>>>>>
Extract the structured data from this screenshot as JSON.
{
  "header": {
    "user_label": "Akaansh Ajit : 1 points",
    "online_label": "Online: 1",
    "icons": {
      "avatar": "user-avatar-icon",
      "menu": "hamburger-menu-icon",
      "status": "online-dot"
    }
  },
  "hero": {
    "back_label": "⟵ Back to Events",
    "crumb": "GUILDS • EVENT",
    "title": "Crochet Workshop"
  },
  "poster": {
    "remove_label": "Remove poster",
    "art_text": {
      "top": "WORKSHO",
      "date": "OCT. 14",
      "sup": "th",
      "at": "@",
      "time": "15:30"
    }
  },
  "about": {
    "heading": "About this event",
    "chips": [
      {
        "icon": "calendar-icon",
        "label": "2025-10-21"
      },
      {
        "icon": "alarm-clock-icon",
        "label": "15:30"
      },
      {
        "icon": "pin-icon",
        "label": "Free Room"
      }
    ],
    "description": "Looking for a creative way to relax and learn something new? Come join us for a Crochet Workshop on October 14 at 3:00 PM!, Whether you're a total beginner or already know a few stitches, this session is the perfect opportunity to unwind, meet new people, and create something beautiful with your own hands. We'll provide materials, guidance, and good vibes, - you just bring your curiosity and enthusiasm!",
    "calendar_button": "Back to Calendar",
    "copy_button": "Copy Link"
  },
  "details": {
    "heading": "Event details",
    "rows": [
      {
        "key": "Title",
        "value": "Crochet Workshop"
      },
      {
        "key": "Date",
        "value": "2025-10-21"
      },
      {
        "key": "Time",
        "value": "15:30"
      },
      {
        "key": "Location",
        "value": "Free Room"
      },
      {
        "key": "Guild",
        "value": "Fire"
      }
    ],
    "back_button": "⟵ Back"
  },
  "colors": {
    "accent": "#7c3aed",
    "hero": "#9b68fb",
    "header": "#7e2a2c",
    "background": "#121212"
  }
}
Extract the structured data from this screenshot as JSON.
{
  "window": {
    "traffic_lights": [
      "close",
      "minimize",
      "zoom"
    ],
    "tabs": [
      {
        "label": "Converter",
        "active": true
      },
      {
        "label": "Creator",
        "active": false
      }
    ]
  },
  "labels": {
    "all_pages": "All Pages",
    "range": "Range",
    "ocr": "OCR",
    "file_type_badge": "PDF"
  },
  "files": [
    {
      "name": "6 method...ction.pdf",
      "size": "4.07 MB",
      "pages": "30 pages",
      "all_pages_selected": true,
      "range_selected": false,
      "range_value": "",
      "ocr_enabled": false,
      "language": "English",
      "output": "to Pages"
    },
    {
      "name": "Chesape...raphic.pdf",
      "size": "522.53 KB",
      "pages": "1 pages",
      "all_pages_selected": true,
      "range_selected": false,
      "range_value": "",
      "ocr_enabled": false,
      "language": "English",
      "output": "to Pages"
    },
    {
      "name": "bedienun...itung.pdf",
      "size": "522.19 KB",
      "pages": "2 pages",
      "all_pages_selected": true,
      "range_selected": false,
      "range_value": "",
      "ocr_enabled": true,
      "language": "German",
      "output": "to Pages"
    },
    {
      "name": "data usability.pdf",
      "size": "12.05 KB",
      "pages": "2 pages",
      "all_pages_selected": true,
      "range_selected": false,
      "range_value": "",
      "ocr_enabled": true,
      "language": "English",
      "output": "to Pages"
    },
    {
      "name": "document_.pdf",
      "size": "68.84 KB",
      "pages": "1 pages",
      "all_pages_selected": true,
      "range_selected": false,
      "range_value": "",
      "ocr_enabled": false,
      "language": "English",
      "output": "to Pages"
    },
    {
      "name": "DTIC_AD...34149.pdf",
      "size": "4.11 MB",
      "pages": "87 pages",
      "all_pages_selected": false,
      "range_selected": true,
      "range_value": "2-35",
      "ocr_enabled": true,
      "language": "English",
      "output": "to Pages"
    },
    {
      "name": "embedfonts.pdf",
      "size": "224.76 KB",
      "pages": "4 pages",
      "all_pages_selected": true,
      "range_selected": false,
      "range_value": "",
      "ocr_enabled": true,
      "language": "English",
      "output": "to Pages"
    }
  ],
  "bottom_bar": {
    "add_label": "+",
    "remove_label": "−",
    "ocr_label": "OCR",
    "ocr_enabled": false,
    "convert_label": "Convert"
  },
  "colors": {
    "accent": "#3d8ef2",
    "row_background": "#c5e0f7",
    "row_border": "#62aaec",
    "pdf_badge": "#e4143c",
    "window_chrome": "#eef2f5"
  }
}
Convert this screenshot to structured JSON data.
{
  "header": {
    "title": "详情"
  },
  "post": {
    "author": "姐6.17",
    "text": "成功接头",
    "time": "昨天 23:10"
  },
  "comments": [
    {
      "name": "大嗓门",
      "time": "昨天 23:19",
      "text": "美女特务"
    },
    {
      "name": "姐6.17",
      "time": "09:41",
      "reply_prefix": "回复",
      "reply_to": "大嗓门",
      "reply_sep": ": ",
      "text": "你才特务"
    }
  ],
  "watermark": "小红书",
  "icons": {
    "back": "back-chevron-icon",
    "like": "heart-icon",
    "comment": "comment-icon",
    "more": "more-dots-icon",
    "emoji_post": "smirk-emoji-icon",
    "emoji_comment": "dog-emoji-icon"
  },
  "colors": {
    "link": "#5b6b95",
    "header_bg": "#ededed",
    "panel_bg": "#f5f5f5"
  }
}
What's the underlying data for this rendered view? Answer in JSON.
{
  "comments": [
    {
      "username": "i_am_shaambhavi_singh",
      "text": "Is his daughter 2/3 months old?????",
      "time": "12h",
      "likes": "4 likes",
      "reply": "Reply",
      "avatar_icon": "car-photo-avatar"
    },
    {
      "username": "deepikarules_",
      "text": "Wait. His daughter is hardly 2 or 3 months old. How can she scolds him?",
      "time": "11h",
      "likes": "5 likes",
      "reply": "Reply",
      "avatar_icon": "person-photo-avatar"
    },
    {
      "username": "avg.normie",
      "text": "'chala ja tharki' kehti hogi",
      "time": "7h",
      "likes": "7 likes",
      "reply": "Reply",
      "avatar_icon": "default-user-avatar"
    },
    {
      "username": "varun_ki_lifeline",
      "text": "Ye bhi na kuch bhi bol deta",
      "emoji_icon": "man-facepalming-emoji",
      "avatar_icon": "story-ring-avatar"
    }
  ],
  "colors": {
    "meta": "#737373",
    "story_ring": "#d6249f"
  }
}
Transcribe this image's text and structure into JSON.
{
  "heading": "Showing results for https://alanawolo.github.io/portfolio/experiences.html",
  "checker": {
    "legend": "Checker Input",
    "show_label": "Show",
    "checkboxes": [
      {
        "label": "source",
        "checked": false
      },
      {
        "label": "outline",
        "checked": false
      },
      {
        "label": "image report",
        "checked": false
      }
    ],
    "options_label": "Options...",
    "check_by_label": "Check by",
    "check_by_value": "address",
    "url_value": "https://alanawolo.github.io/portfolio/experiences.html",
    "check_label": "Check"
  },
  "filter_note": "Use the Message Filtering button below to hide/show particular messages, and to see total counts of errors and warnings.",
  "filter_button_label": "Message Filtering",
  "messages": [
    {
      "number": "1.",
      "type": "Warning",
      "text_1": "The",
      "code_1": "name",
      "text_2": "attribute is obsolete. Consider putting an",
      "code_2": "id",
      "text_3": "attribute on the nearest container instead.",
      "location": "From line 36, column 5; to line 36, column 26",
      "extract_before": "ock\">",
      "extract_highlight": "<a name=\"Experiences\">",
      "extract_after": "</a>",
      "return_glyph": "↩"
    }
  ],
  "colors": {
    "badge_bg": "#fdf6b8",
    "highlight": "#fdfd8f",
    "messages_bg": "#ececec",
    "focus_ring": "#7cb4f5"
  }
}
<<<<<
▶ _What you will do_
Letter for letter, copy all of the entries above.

▶ _Written response_
Extract the structured data from this screenshot as JSON.
{
  "header": {
    "user_label": "Akaansh Ajit : 1 points",
    "online_label": "Online: 1",
    "icons": {
      "avatar": "user-avatar-icon",
      "menu": "hamburger-menu-icon",
      "status": "online-dot"
    }
  },
  "hero": {
    "back_label": "⟵ Back to Events",
    "crumb": "GUILDS • EVENT",
    "title": "Crochet Workshop"
  },
  "poster": {
    "remove_label": "Remove poster",
    "art_text": {
      "top": "WORKSHO",
      "date": "OCT. 14",
      "sup": "th",
      "at": "@",
      "time": "15:30"
    }
  },
  "about": {
    "heading": "About this event",
    "chips": [
      {
        "icon": "calendar-icon",
        "label": "2025-10-21"
      },
      {
        "icon": "alarm-clock-icon",
        "label": "15:30"
      },
      {
        "icon": "pin-icon",
        "label": "Free Room"
      }
    ],
    "description": "Looking for a creative way to relax and learn something new? Come join us for a Crochet Workshop on October 14 at 3:00 PM!, Whether you're a total beginner or already know a few stitches, this session is the perfect opportunity to unwind, meet new people, and create something beautiful with your own hands. We'll provide materials, guidance, and good vibes, - you just bring your curiosity and enthusiasm!",
    "calendar_button": "Back to Calendar",
    "copy_button": "Copy Link"
  },
  "details": {
    "heading": "Event details",
    "rows": [
      {
        "key": "Title",
        "value": "Crochet Workshop"
      },
      {
        "key": "Date",
        "value": "2025-10-21"
      },
      {
        "key": "Time",
        "value": "15:30"
      },
      {
        "key": "Location",
        "value": "Free Room"
      },
      {
        "key": "Guild",
        "value": "Fire"
      }
    ],
    "back_button": "⟵ Back"
  },
  "colors": {
    "accent": "#7c3aed",
    "hero": "#9b68fb",
    "header": "#7e2a2c",
    "background": "#121212"
  }
}
Extract the structured data from this screenshot as JSON.
{
  "window": {
    "traffic_lights": [
      "close",
      "minimize",
      "zoom"
    ],
    "tabs": [
      {
        "label": "Converter",
        "active": true
      },
      {
        "label": "Creator",
        "active": false
      }
    ]
  },
  "labels": {
    "all_pages": "All Pages",
    "range": "Range",
    "ocr": "OCR",
    "file_type_badge": "PDF"
  },
  "files": [
    {
      "name": "6 method...ction.pdf",
      "size": "4.07 MB",
      "pages": "30 pages",
      "all_pages_selected": true,
      "range_selected": false,
      "range_value": "",
      "ocr_enabled": false,
      "language": "English",
      "output": "to Pages"
    },
    {
      "name": "Chesape...raphic.pdf",
      "size": "522.53 KB",
      "pages": "1 pages",
      "all_pages_selected": true,
      "range_selected": false,
      "range_value": "",
      "ocr_enabled": false,
      "language": "English",
      "output": "to Pages"
    },
    {
      "name": "bedienun...itung.pdf",
      "size": "522.19 KB",
      "pages": "2 pages",
      "all_pages_selected": true,
      "range_selected": false,
      "range_value": "",
      "ocr_enabled": true,
      "language": "German",
      "output": "to Pages"
    },
    {
      "name": "data usability.pdf",
      "size": "12.05 KB",
      "pages": "2 pages",
      "all_pages_selected": true,
      "range_selected": false,
      "range_value": "",
      "ocr_enabled": true,
      "language": "English",
      "output": "to Pages"
    },
    {
      "name": "document_.pdf",
      "size": "68.84 KB",
      "pages": "1 pages",
      "all_pages_selected": true,
      "range_selected": false,
      "range_value": "",
      "ocr_enabled": false,
      "language": "English",
      "output": "to Pages"
    },
    {
      "name": "DTIC_AD...34149.pdf",
      "size": "4.11 MB",
      "pages": "87 pages",
      "all_pages_selected": false,
      "range_selected": true,
      "range_value": "2-35",
      "ocr_enabled": true,
      "language": "English",
      "output": "to Pages"
    },
    {
      "name": "embedfonts.pdf",
      "size": "224.76 KB",
      "pages": "4 pages",
      "all_pages_selected": true,
      "range_selected": false,
      "range_value": "",
      "ocr_enabled": true,
      "language": "English",
      "output": "to Pages"
    }
  ],
  "bottom_bar": {
    "add_label": "+",
    "remove_label": "−",
    "ocr_label": "OCR",
    "ocr_enabled": false,
    "convert_label": "Convert"
  },
  "colors": {
    "accent": "#3d8ef2",
    "row_background": "#c5e0f7",
    "row_border": "#62aaec",
    "pdf_badge": "#e4143c",
    "window_chrome": "#eef2f5"
  }
}
Convert this screenshot to structured JSON data.
{
  "header": {
    "title": "详情"
  },
  "post": {
    "author": "姐6.17",
    "text": "成功接头",
    "time": "昨天 23:10"
  },
  "comments": [
    {
      "name": "大嗓门",
      "time": "昨天 23:19",
      "text": "美女特务"
    },
    {
      "name": "姐6.17",
      "time": "09:41",
      "reply_prefix": "回复",
      "reply_to": "大嗓门",
      "reply_sep": ": ",
      "text": "你才特务"
    }
  ],
  "watermark": "小红书",
  "icons": {
    "back": "back-chevron-icon",
    "like": "heart-icon",
    "comment": "comment-icon",
    "more": "more-dots-icon",
    "emoji_post": "smirk-emoji-icon",
    "emoji_comment": "dog-emoji-icon"
  },
  "colors": {
    "link": "#5b6b95",
    "header_bg": "#ededed",
    "panel_bg": "#f5f5f5"
  }
}
What's the underlying data for this rendered view? Answer in JSON.
{
  "comments": [
    {
      "username": "i_am_shaambhavi_singh",
      "text": "Is his daughter 2/3 months old?????",
      "time": "12h",
      "likes": "4 likes",
      "reply": "Reply",
      "avatar_icon": "car-photo-avatar"
    },
    {
      "username": "deepikarules_",
      "text": "Wait. His daughter is hardly 2 or 3 months old. How can she scolds him?",
      "time": "11h",
      "likes": "5 likes",
      "reply": "Reply",
      "avatar_icon": "person-photo-avatar"
    },
    {
      "username": "avg.normie",
      "text": "'chala ja tharki' kehti hogi",
      "time": "7h",
      "likes": "7 likes",
      "reply": "Reply",
      "avatar_icon": "default-user-avatar"
    },
    {
      "username": "varun_ki_lifeline",
      "text": "Ye bhi na kuch bhi bol deta",
      "emoji_icon": "man-facepalming-emoji",
      "avatar_icon": "story-ring-avatar"
    }
  ],
  "colors": {
    "meta": "#737373",
    "story_ring": "#d6249f"
  }
}
Transcribe this image's text and structure into JSON.
{
  "heading": "Showing results for https://alanawolo.github.io/portfolio/experiences.html",
  "checker": {
    "legend": "Checker Input",
    "show_label": "Show",
    "checkboxes": [
      {
        "label": "source",
        "checked": false
      },
      {
        "label": "outline",
        "checked": false
      },
      {
        "label": "image report",
        "checked": false
      }
    ],
    "options_label": "Options...",
    "check_by_label": "Check by",
    "check_by_value": "address",
    "url_value": "https://alanawolo.github.io/portfolio/experiences.html",
    "check_label": "Check"
  },
  "filter_note": "Use the Message Filtering button below to hide/show particular messages, and to see total counts of errors and warnings.",
  "filter_button_label": "Message Filtering",
  "messages": [
    {
      "number": "1.",
      "type": "Warning",
      "text_1": "The",
      "code_1": "name",
      "text_2": "attribute is obsolete. Consider putting an",
      "code_2": "id",
      "text_3": "attribute on the nearest container instead.",
      "location": "From line 36, column 5; to line 36, column 26",
      "extract_before": "ock\">",
      "extract_highlight": "<a name=\"Experiences\">",
      "extract_after": "</a>",
      "return_glyph": "↩"
    }
  ],
  "colors": {
    "badge_bg": "#fdf6b8",
    "highlight": "#fdfd8f",
    "messages_bg": "#ececec",
    "focus_ring": "#7cb4f5"
  }
}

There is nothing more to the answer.